But, one of the grea
things about pushing through your fears, is that it feels so wonderful on the other side!
So come along and read on to see all about my applique adventures and how you can do it too!
Ok, you remember this outfit from when I showed you some pictures from our trip to Savannah. My very talented friend, Bethany made these. Like I mentioned on our Facebook page (you are over there with us, right?!? It is SO fun!), she has been sewing with her mother and grandmother since she was a little girl. She even made my Homecoming dress for me. I will have to try and dig out that picture and scan it for you. I remember going to her house as a little girl, doing crafts and always burning myself with a hot gun. I really treasure those memories with her and her mother and I am sure they were the first seeds planted in me, to make me into the crafty adult I am becoming, even if I do still burn myself with the hot gun, all the friggin time.
So here is the back, she took three strips from a jelly roll, and sewed them on with a ruffle foot. A ruffle foot is awesome, instead of doing one basting stitch to gather the material and make a ruffle, and then sewing it to your piece, it’s all one step and saves time.
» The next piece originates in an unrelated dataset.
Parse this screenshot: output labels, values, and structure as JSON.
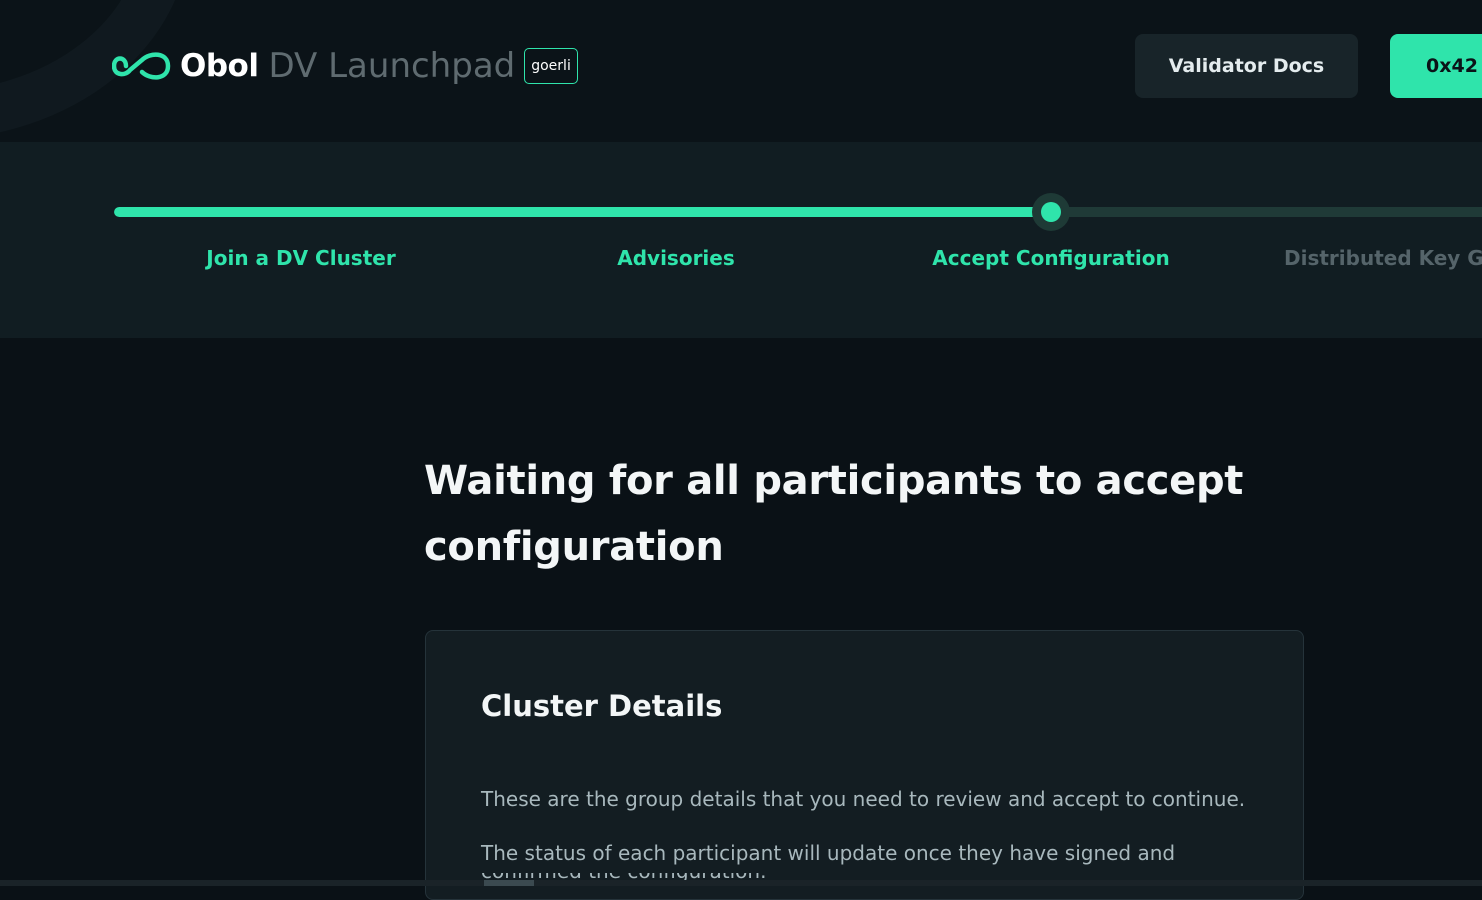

It is now on my sewing wish list.
Her daughter, Brielyn and Penelope are one week apart.
This is the front. Just beautiful. Petal shapes to make a flower, then a button in the middle to finish it off. Use a strong needle when you sew the botton on, because going through the fusing and the fabric makes the layers pretty thick.
For my first project, I got inspired by these trees from one Penelope’s books. This book is super cute by the way, it’s printed on recycled paper and is all eco-friendly and stuff.
Then I bought a cheap tank top from Old Navy.
And picked out some coordinating fabric scraps. I also dipped into my sacred bamboo felt stash.
So why do you need fusible fabric? You honestly don’t, if you don’t want to. But it makes the fabric stiffer and stay in place when you are sewing, so it doesn’t rumple up. I didn’t use any on the felt, because I was afraid to iron felt, (remember my irrational fears?) and it rumpled a tiny bit, but not bad at all, in my book.
I haven’t tried it, but you might could get away with spraying the fabric with starch to stiffen it up. The only catch with that, is that you could not sew the fabric the way Bethany did the flower (with a straight stitch, not a zig zag stitch over the edge like me). In Bethany’s case, the melted fusible fabric is really what is keeping the fabric to the shirt. In my case, it is the stitching. Make sense?
There are a ton of different options for fusible fabric/tear away stabilizer, I just grabbed what Joann’s Fabric had. Typically you iron the stabilizer to the wrong side of your fabric. Then peel off one layer and then iron that onto your shirt. When you are ironing the first piece of stabilizer to the wrong side of your fabric, use an old sheet or piece of fabric in between it and the iron, so nothing sticks to your iron.
I cut out simple circle shapes for my first applique. You have to consider reversing the picture of whatever you want to do, if you do something like a bird, or it will be facing the wrong direction on the shirt.
I just free hand drew my trees, but if you do a google search, a ton of free applique patterns will pop up.
Then I placed them on the shirt, where I wanted them.
And went to town, sewing a zig zag stitch around the edges.
What do you think? Couldn’t start selling them on Etsy or anything, but pretty cute for my first time, right? Speaking of Etsy, I made a board on Pinterest, of some of my favorite Etsy applique shirts for inspiration. You can see them here. Be sure to follow me too!